CD: I love that line of Bowie’s, “It doesn’t matter who does it first; it matters who does it second.” The innovators are often overlooked because they prepare people to appreciate that idea later on.
Q: You achieved such an authentic backstage feeling in the movie.
ZE: Putting on a play and being part of a show, there’s no way to explain or condense it. You live the highest highs and lowest lows. You feel on top of the world. It was interesting living in that world and re-creating the highlights of those moments, especially being directed by Orson Welles.
RL: But Christian McKay (who plays Welles) was the least experienced actor in the whole cast! He was the top dog but he would ask the most innocent questions.
ZE: He would even ask me questions!
RL: But it never seems out of the realm of possibility that even with so little film experience he would have a lead role in the film. That’s the Welles-ian element. And it’s not an imitation; it is a real performance.
Q: Did you do much research about Welles or the era?
CD: Like so many people, I discovered Welles in college, “Citizen Kane” in class. I definitely had an appreciation for him. And Rick made a care package for us of slang terms, a great compilation of songs from that time. I didn’t have to do a lot of research. My character was very relatable. But I was not the performer, more the Girl Friday, though she is starring in her own epic drama.
ZE: We had a pretty exciting time re-creating 1937 New York City in Pinewood Studios and we kind of felt we were living in that era.

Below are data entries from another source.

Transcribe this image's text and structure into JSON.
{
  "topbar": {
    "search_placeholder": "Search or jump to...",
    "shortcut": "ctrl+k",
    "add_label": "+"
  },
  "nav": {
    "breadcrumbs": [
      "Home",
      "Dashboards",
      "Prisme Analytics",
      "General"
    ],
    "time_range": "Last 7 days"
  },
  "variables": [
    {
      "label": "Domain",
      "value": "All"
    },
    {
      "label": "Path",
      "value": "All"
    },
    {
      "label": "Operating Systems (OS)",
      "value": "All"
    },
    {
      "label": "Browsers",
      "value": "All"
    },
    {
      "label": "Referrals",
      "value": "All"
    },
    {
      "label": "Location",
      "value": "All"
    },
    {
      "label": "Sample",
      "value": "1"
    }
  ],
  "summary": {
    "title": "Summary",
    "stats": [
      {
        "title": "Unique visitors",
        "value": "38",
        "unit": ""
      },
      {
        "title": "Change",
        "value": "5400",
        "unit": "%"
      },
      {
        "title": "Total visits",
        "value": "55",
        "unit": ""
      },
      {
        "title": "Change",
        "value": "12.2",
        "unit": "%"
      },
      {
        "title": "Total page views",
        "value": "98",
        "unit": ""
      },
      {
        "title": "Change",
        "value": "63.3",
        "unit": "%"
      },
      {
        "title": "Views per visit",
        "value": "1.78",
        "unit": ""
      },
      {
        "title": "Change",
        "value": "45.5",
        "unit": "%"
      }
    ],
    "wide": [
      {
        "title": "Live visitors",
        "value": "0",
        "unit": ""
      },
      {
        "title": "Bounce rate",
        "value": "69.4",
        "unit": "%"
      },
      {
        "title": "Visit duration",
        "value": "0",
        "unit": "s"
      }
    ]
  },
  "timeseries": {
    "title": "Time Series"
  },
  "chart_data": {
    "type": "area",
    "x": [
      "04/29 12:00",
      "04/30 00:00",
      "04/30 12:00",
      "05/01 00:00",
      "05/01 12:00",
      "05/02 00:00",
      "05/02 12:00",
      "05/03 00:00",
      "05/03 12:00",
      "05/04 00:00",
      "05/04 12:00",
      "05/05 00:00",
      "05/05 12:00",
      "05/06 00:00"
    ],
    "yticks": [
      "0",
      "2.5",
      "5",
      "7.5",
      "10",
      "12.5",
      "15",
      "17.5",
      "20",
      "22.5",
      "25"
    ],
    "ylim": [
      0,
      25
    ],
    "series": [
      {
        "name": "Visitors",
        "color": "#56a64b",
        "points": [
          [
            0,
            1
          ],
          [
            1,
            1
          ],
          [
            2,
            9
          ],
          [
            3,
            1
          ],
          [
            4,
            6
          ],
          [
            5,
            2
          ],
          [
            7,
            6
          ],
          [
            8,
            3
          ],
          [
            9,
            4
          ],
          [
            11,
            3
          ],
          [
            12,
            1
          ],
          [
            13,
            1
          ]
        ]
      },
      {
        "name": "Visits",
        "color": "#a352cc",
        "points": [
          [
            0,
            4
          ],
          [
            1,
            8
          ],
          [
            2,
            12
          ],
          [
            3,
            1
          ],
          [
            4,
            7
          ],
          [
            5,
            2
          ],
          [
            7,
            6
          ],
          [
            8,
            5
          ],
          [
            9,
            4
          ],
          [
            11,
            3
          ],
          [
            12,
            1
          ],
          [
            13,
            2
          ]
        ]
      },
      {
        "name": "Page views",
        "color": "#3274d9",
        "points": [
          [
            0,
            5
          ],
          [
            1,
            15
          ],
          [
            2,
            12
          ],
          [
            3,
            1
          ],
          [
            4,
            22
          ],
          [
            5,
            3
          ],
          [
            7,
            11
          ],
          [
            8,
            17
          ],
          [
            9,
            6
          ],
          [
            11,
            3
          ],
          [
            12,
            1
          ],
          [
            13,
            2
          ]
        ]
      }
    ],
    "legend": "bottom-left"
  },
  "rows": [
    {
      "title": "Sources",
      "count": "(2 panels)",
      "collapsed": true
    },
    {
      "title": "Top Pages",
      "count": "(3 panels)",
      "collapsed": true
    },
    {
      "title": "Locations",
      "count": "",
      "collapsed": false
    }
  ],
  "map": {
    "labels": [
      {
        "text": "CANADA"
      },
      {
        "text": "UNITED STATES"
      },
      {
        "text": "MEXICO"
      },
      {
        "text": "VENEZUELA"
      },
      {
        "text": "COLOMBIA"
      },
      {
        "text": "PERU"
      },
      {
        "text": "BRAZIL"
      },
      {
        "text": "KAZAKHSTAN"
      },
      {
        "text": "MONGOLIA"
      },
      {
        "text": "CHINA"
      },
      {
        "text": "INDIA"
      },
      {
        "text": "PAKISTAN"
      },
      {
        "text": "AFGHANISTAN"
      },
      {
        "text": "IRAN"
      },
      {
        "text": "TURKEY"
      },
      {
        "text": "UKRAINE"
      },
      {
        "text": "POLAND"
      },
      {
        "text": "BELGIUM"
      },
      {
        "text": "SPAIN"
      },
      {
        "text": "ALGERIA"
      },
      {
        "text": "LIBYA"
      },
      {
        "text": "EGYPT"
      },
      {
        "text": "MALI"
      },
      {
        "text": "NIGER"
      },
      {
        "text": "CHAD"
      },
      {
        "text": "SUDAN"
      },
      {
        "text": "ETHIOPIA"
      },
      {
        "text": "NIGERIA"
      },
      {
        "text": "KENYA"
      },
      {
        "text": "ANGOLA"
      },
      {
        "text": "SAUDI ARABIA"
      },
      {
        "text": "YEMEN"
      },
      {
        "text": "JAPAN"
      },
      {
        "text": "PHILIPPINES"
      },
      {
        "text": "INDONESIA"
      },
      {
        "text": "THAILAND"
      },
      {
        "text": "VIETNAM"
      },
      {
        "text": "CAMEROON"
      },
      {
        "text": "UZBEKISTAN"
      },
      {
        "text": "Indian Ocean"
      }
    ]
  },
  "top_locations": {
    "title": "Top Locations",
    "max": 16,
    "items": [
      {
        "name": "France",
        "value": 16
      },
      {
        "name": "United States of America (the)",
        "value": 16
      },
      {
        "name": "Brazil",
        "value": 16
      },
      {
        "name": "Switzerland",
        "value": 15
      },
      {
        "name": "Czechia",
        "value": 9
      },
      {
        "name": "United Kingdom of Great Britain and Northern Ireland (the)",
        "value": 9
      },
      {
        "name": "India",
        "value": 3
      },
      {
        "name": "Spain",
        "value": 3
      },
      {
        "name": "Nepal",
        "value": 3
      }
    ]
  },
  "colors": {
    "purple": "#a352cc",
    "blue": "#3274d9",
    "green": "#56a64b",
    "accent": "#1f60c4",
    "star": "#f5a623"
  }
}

And we did talk about how my character would have admired Fred Astaire.